Being a teenager is difficult, and it’s getting harder as the world becomes more complex, Huffington Post reports. Because of this, it’s important for teens and their parents to know about teen depression, anxiety disorders, and overall mental health.
According to a 2014 study, about 20 percent of teens will experience depression. Today, the issues that can lead to teen depression go beyond hormones, relationship issues, and family struggles. In this age, cyber bullying is a pervasive issue, substance abuse is increasing, more people are obese, and social media is causing more feelings of inadequacy and isolation.
It’s important for teens to have information about depression and mental health. Below are five things to know:
1. Depression is more than just feeling sad.
Depression is a mental health issue. It involves a chemical disorder within your brain, so it is much more than feeling down or having some bad days. Depression also causes physical ailments so teens with depression also usually experience obesity, back pain, changes in appetite, lethargy, and other issues. This sounds scary, but it can be treated with help. Talk to a doctor if you think you have depression.
2. Depression puts you at higher risk of suicide.
Most people who commit or attempt to commit suicide have depression or another mental health disorder. According to statistics from the CDC, a large number of high schoolers – 17 percent, in fact – have had suicidal thoughts in the last 12 months. Again, if you think you have depression, anxiety, or something else, please talk to a doctor. It could save your life.
3. It’s not you.
Depression affects your thinking, how you view situations, and, ultimately, makes you feel like you’re not yourself. The objective view of a professional can help you reshape your thinking and challenge your depression-induced negative way of viewing things.
4. You should talk about it.
There is a mental health stigma within our country, but we’re chipping away at it little by little. Since it’s not a mainstream topic, it is difficult to talk about, but doing so will help you feel more supported. Talk to your parents, a teacher you trust, and find resources that ccan help you through this.
5. Hope is real.
It’s hard to feel hopeful when you have depression, but it’s crucial to remind yourself that hope is real. This will help you be more optimistic and positive, which will in turn help you battle your depression.
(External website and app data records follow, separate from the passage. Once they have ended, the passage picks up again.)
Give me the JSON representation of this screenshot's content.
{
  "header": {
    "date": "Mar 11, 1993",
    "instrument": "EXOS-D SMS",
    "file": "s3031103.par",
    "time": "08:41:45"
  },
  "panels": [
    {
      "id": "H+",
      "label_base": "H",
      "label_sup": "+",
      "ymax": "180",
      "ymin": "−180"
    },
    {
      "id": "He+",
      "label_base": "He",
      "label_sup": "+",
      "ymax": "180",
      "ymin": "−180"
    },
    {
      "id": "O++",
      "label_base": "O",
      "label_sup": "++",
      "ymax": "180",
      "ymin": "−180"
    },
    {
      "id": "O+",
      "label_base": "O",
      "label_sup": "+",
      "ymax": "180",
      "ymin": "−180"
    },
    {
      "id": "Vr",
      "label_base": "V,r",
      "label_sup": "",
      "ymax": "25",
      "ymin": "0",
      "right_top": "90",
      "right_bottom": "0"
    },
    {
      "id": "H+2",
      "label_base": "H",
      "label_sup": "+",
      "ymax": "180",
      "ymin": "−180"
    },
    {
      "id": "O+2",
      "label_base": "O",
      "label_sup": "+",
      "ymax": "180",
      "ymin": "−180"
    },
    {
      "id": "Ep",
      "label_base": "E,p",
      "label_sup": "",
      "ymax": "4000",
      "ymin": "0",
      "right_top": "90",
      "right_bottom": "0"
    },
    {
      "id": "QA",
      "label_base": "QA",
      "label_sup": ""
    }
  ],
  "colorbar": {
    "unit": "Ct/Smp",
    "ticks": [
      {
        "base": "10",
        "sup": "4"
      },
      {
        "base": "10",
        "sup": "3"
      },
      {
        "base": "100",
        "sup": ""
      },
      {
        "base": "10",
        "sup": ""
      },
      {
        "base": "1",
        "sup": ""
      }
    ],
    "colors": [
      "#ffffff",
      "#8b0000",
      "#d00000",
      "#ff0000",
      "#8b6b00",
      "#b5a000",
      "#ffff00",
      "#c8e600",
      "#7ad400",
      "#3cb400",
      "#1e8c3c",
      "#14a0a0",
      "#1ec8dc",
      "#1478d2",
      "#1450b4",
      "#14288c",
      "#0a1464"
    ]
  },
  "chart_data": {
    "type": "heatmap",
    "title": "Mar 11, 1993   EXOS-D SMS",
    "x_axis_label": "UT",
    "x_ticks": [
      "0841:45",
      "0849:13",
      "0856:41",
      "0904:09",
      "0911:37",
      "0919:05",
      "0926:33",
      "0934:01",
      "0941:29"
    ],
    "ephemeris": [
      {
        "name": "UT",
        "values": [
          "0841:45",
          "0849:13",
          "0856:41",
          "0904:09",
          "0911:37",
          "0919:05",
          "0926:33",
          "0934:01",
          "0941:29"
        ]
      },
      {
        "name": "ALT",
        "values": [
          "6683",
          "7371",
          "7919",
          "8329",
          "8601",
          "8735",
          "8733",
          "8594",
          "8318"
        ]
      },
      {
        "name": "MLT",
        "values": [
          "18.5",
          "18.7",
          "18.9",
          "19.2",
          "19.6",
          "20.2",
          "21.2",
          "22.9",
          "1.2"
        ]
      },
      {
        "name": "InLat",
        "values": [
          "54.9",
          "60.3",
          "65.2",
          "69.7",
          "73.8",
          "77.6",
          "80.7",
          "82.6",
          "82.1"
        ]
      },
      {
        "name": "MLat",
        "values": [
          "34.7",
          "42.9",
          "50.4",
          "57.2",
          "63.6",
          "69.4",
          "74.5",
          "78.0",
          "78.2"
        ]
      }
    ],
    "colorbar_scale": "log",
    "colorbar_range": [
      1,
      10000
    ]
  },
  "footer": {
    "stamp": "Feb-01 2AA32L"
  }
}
Do small things that will remind you things do get better and there is reason for hope like reading inspirational quotes every day or making plans and keeping them.